No count of the complaint lacks an essential to constitute a valid cause of action. The first count alleges a contract and its breach and the resultant damages. Barber v. Cazalis, 30 Cal. 92; 6 Cal.Jur. 479, 484. The second count alleges the successful perpetration of a fraud and the damages certain to flow therefrom. Cohen v. Metropolitan Life Ins. Co., 32 Cal.App.2d 337, 89 P.2d 732; Lawrence v. Gayetty, 78 Cal. 126, 20 P. 382, 12 Am.St.Rep. 29; Maynes v. Angeles Mesa Land Company, 10 Cal.2d 587, 76 P.2d 109; 12 Cal.Jur. 806. The third count contains a statement of facts which in effect pledged the moneys owed defendants by the United States. Such pledge created an equitable lien in favor of plaintiff upon the moneys about to be awarded by the court of claims to defendants. Higgins v. Manson, 126 Cal. 467, 58 P. 907, 77 Am.St.Rep. 192.
But conceding for the moment the soundness of the theories and defenses of respondents, they are estopped to deny the damage suffered by plaintiff by reason of his reliance upon the statements and promises of the Thompsons. They made the new promises to pay the Washington judgment and upon those promises and solely by reason thereof, plaintiff acted when he agreed to desist from his efforts to collect his money. According to the allegations of the complaint, while plaintiff kept the faith, defendants spurned their own plighted word; they made construction contracts and collected money but paid none to plaintiff; they received an award from the court of claims out of which they had promised to pay the judgment; but they promptly assigned the award to defendant bank to fortify their credit in the new arena, contrary to a specific promise and to the detriment of plaintiff who in other fields had financed their business operations.
Where a creditor by virtue of the wrongful act of the debtor is prevented from enforcing his judgment during the statutory period which conserves its vitality, his debtor is estopped from taking advantage of the act or omission of the creditor. Calistoga National Bank v. Calistoga Vineyard Co., 7 Cal.App.2d 65, 72, 46 P.2d 246.

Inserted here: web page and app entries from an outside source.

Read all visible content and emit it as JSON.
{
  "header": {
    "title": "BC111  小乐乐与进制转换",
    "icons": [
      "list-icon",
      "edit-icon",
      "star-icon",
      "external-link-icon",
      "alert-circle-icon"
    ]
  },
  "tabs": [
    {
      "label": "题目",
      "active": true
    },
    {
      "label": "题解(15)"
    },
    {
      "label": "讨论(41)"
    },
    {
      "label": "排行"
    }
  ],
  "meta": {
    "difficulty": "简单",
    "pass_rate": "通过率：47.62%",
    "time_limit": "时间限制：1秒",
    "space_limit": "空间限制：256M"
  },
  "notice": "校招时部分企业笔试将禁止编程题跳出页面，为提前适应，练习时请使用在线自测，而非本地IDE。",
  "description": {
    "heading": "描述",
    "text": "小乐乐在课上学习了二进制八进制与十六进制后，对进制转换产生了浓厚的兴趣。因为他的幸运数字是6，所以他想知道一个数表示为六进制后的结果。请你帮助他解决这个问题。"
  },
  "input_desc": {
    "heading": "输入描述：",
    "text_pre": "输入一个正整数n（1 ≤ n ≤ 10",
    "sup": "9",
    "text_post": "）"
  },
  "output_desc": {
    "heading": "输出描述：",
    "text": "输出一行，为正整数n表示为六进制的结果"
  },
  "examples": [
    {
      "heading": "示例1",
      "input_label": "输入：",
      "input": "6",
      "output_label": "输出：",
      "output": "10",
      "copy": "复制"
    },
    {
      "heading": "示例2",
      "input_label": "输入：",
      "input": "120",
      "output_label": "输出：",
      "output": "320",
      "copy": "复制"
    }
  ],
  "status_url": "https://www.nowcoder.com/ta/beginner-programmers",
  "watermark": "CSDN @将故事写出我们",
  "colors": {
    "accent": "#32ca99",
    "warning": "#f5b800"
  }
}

The contention of respondents that the assignment of the moneys due the Thompsons from the United States is invalid because of a failure to observe certain formalities in the drafting of the assignment is not well founded. A strict compliance with the statute is not necessary where the conduct of the parties is such that substantial justice would be served by decreeing that an equitable lien has been created. Martin v. National Surety Company, 300 U.S. 588, 57 S.Ct. 531, 81 L.Ed. 822. The case of Morrison v. Havens, 24 Cal.App.2d 504, 75 P.2d 515 does not apply. The writing sued upon in that case was the mere personal promise of its author (since deceased) to pay a debt out of a particular fund. The fund was not created and the holder of the writing did not present a claim against the estate.
The judgment is reversed. The trial court is directed to overrule the demurrer and to allow defendants to answer if they be so advised.
MOORE, Presiding Justice.
We concur: WOOD, J.; McCOMB, J.